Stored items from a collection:
========================================================================

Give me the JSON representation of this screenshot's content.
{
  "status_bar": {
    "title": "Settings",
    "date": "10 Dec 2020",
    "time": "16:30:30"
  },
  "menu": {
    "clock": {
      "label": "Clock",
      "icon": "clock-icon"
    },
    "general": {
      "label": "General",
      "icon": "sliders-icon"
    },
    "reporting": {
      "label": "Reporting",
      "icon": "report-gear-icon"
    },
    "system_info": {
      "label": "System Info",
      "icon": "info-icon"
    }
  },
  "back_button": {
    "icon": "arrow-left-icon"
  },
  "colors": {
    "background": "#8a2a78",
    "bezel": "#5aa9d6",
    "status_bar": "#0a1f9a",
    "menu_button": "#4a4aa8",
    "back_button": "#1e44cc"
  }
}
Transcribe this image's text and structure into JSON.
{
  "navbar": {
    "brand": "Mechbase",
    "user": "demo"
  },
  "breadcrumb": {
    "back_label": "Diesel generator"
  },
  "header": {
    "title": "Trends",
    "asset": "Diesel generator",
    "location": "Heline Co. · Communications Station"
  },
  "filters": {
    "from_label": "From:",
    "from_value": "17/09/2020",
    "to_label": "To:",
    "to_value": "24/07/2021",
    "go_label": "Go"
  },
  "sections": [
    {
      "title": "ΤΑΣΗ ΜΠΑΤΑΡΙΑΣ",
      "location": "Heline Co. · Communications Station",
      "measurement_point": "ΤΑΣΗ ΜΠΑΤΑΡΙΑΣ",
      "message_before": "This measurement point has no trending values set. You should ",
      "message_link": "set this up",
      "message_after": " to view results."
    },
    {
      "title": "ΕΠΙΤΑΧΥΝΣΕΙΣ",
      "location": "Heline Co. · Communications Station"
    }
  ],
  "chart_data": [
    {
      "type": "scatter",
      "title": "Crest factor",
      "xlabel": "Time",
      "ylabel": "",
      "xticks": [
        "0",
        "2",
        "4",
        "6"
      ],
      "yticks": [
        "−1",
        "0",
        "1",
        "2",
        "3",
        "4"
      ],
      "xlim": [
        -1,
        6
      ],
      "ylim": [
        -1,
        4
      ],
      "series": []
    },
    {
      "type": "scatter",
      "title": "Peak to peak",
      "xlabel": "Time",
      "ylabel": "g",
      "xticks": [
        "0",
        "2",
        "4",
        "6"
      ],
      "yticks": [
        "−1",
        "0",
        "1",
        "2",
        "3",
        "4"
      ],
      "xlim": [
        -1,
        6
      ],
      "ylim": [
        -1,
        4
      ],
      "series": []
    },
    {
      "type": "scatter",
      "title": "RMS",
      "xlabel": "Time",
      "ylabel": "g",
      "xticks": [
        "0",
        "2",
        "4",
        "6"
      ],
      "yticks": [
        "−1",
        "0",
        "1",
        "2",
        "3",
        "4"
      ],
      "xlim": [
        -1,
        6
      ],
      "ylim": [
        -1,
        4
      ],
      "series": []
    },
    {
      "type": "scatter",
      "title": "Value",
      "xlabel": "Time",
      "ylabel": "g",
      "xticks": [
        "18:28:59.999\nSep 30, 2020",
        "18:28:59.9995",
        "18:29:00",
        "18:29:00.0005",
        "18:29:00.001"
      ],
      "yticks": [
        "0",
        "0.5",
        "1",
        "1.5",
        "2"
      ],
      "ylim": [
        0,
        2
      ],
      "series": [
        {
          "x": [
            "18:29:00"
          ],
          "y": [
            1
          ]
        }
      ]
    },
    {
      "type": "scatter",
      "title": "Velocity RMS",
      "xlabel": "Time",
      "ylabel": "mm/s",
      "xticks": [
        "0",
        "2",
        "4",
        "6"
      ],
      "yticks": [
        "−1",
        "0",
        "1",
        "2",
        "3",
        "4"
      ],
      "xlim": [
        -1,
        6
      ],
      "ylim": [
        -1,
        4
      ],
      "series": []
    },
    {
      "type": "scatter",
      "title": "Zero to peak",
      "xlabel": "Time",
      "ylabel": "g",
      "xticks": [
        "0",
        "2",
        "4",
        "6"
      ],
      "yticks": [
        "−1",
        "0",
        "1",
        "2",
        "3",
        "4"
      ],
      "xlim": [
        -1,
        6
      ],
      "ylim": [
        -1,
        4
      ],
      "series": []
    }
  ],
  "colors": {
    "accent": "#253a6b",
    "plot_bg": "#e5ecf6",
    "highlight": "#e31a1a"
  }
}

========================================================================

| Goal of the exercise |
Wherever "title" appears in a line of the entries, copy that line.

| Answer section |
    "title": "Settings",
    "title": "Trends",
      "title": "ΤΑΣΗ ΜΠΑΤΑΡΙΑΣ",
      "title": "ΕΠΙΤΑΧΥΝΣΕΙΣ",
      "title": "Crest factor",
      "title": "Peak to peak",
      "title": "RMS",
      "title": "Value",
      "title": "Velocity RMS",
      "title": "Zero to peak",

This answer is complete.